As the series progresses, the opening and closing become more endearing. Overall, the music is relatively decent but not very memorable. There are a few moments where the music conveyed more than dialogue or animation ever could.
As for the animation, this series was obviously a testing ground for numerous techniques that for the most part are adequately integrated. There are a few very jarring scenes., such as having a CGI coffee and milk mixing sequence in a traditionally animated teacup. The cinematography was fairly amateur for an anime, and the editing was good but awkward in some places.
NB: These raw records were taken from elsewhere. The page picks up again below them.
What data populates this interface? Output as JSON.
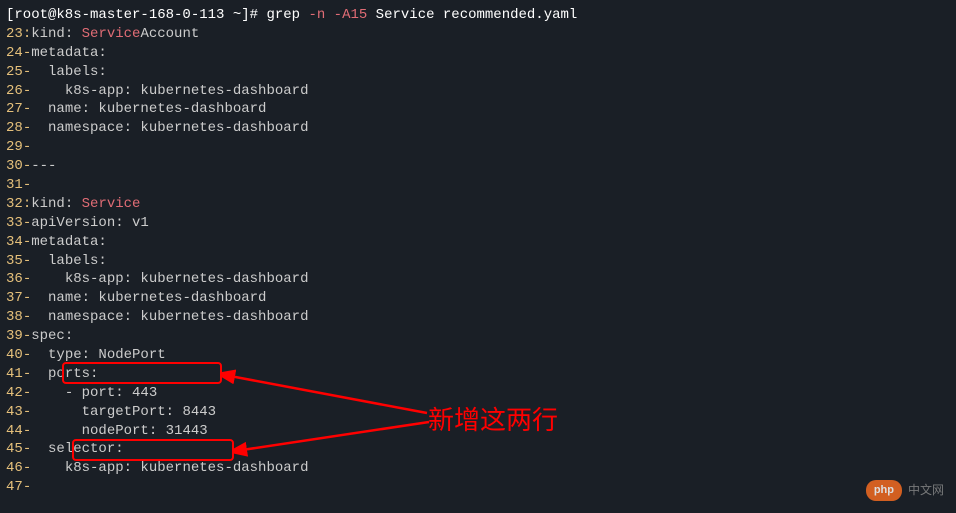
{
  "prompt": {
    "user_host": "[root@k8s-master-168-0-113 ~]# ",
    "cmd": "grep ",
    "flags": "-n -A15",
    "args": " Service recommended.yaml"
  },
  "lines": [
    {
      "num": "23",
      "sep": ":",
      "pre": "kind: ",
      "hl": "Service",
      "post": "Account"
    },
    {
      "num": "24",
      "sep": "-",
      "pre": "metadata:",
      "hl": "",
      "post": ""
    },
    {
      "num": "25",
      "sep": "-",
      "pre": "  labels:",
      "hl": "",
      "post": ""
    },
    {
      "num": "26",
      "sep": "-",
      "pre": "    k8s-app: kubernetes-dashboard",
      "hl": "",
      "post": ""
    },
    {
      "num": "27",
      "sep": "-",
      "pre": "  name: kubernetes-dashboard",
      "hl": "",
      "post": ""
    },
    {
      "num": "28",
      "sep": "-",
      "pre": "  namespace: kubernetes-dashboard",
      "hl": "",
      "post": ""
    },
    {
      "num": "29",
      "sep": "-",
      "pre": "",
      "hl": "",
      "post": ""
    },
    {
      "num": "30",
      "sep": "-",
      "pre": "---",
      "hl": "",
      "post": ""
    },
    {
      "num": "31",
      "sep": "-",
      "pre": "",
      "hl": "",
      "post": ""
    },
    {
      "num": "32",
      "sep": ":",
      "pre": "kind: ",
      "hl": "Service",
      "post": ""
    },
    {
      "num": "33",
      "sep": "-",
      "pre": "apiVersion: v1",
      "hl": "",
      "post": ""
    },
    {
      "num": "34",
      "sep": "-",
      "pre": "metadata:",
      "hl": "",
      "post": ""
    },
    {
      "num": "35",
      "sep": "-",
      "pre": "  labels:",
      "hl": "",
      "post": ""
    },
    {
      "num": "36",
      "sep": "-",
      "pre": "    k8s-app: kubernetes-dashboard",
      "hl": "",
      "post": ""
    },
    {
      "num": "37",
      "sep": "-",
      "pre": "  name: kubernetes-dashboard",
      "hl": "",
      "post": ""
    },
    {
      "num": "38",
      "sep": "-",
      "pre": "  namespace: kubernetes-dashboard",
      "hl": "",
      "post": ""
    },
    {
      "num": "39",
      "sep": "-",
      "pre": "spec:",
      "hl": "",
      "post": ""
    },
    {
      "num": "40",
      "sep": "-",
      "pre": "  type: NodePort",
      "hl": "",
      "post": ""
    },
    {
      "num": "41",
      "sep": "-",
      "pre": "  ports:",
      "hl": "",
      "post": ""
    },
    {
      "num": "42",
      "sep": "-",
      "pre": "    - port: 443",
      "hl": "",
      "post": ""
    },
    {
      "num": "43",
      "sep": "-",
      "pre": "      targetPort: 8443",
      "hl": "",
      "post": ""
    },
    {
      "num": "44",
      "sep": "-",
      "pre": "      nodePort: 31443",
      "hl": "",
      "post": ""
    },
    {
      "num": "45",
      "sep": "-",
      "pre": "  selector:",
      "hl": "",
      "post": ""
    },
    {
      "num": "46",
      "sep": "-",
      "pre": "    k8s-app: kubernetes-dashboard",
      "hl": "",
      "post": ""
    },
    {
      "num": "47",
      "sep": "-",
      "pre": "",
      "hl": "",
      "post": ""
    }
  ],
  "annotation": {
    "text": "新增这两行"
  },
  "watermark": {
    "badge": "php",
    "text": "中文网"
  }
}
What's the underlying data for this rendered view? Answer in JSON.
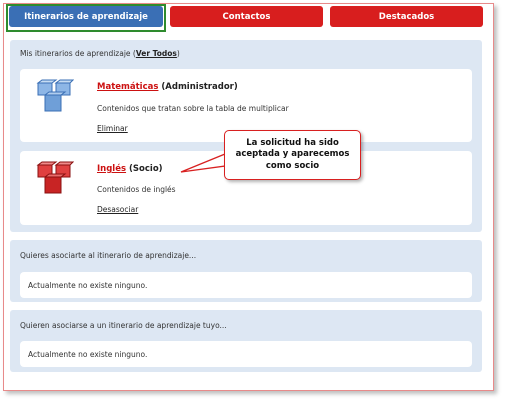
{
  "tabs": [
    {
      "label": "Itinerarios de aprendizaje",
      "active": true
    },
    {
      "label": "Contactos",
      "active": false
    },
    {
      "label": "Destacados",
      "active": false
    }
  ],
  "my_itineraries": {
    "title_prefix": "Mis itinerarios de aprendizaje (",
    "view_all": "Ver Todos",
    "title_suffix": ")",
    "items": [
      {
        "name": "Matemáticas",
        "role": "(Administrador)",
        "description": "Contenidos que tratan sobre la tabla de multiplicar",
        "action": "Eliminar",
        "icon": "blue-cubes-icon"
      },
      {
        "name": "Inglés",
        "role": "(Socio)",
        "description": "Contenidos de inglés",
        "action": "Desasociar",
        "icon": "red-cubes-icon"
      }
    ]
  },
  "callout": {
    "line1": "La solicitud ha sido",
    "line2": "aceptada y aparecemos",
    "line3": "como socio"
  },
  "want_to_join": {
    "title": "Quieres asociarte al itinerario de aprendizaje...",
    "empty": "Actualmente no existe ninguno."
  },
  "others_want": {
    "title": "Quieren asociarse a un itinerario de aprendizaje tuyo...",
    "empty": "Actualmente no existe ninguno."
  },
  "colors": {
    "tab_active": "#3a6fb5",
    "tab_inactive": "#d81e1e",
    "panel_bg": "#dde7f3",
    "link_red": "#cc1111",
    "highlight_green": "#2e8b2e"
  }
}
Originally dubbed by ADV Films, “Full Metal Panic!” shows the pre-FUNIMATION vocal cast in a bad light due to the poor dialogue. A lot of the dialogue is oddly worded or delivered, probably as a result of the flaps, but with a better creative writing team, the amazing voices and character acting of Chris Patton [Sousuke Sagara], Luci Christian [Kaname Chidori] and Vic Mignonga [Kurt Webber] would have provided a better suspense of disbelief.
As a first time viewer, I definitely enjoyed “Full Metal Panic!,” but looking at it from an analytical standpoint, it falls pretty flat. “Full Metal Panic!” had by far one of the most painful first episodes; I could nearly call every line, and the jokes were just sad. After the first episode, it got better, not by much. The ending to the series has to be on my top ten lists for the most satisfying. As an anime, “Full Metal Panic!” is very entertaining, just do not expect for it to make a lot of sense or explore the diverse nature of humanity.
Kimberly Joy Ward